Please return the lines of the data that contain "Geodezyjnej".

**** INFORMATION

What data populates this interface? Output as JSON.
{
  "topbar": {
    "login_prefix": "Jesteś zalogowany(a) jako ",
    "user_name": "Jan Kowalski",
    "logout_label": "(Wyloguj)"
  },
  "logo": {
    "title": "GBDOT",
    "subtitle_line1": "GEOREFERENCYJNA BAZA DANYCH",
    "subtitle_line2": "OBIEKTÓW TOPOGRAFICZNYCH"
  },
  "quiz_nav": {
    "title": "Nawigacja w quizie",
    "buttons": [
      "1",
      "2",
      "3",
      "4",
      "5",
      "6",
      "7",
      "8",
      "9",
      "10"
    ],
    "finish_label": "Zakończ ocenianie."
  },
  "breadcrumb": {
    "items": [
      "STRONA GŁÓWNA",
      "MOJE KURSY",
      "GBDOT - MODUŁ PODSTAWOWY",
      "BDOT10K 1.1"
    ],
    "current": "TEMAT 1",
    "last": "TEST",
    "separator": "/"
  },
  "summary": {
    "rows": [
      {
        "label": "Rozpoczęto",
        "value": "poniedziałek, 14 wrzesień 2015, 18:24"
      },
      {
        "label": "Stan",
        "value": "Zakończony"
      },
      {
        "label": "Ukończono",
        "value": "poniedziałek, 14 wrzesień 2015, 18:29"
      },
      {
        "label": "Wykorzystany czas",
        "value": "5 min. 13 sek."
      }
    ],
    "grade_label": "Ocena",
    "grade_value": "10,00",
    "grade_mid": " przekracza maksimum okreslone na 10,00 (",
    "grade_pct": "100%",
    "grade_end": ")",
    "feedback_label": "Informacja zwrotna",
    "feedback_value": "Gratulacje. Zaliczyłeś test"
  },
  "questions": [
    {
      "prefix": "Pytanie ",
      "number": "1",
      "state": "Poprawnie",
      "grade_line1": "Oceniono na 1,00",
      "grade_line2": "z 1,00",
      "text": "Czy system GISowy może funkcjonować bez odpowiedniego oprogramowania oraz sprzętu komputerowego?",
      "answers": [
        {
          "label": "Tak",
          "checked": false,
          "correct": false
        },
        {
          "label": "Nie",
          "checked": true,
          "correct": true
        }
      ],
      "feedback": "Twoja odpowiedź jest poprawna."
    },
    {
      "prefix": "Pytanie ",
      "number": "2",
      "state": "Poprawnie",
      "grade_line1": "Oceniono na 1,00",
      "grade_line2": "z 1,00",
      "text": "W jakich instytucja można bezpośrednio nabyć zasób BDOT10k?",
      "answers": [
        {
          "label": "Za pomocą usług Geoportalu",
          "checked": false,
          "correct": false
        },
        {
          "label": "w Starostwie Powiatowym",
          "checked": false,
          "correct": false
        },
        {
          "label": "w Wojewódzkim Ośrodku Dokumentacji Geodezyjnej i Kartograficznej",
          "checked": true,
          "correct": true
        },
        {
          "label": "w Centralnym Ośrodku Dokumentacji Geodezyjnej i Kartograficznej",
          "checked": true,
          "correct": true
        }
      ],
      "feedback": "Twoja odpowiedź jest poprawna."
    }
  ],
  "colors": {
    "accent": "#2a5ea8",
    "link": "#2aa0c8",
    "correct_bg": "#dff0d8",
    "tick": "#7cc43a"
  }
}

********

> SOLUTION FOR THIS EXERCISE
          "label": "w Wojewódzkim Ośrodku Dokumentacji Geodezyjnej i Kartograficznej",
          "label": "w Centralnym Ośrodku Dokumentacji Geodezyjnej i Kartograficznej",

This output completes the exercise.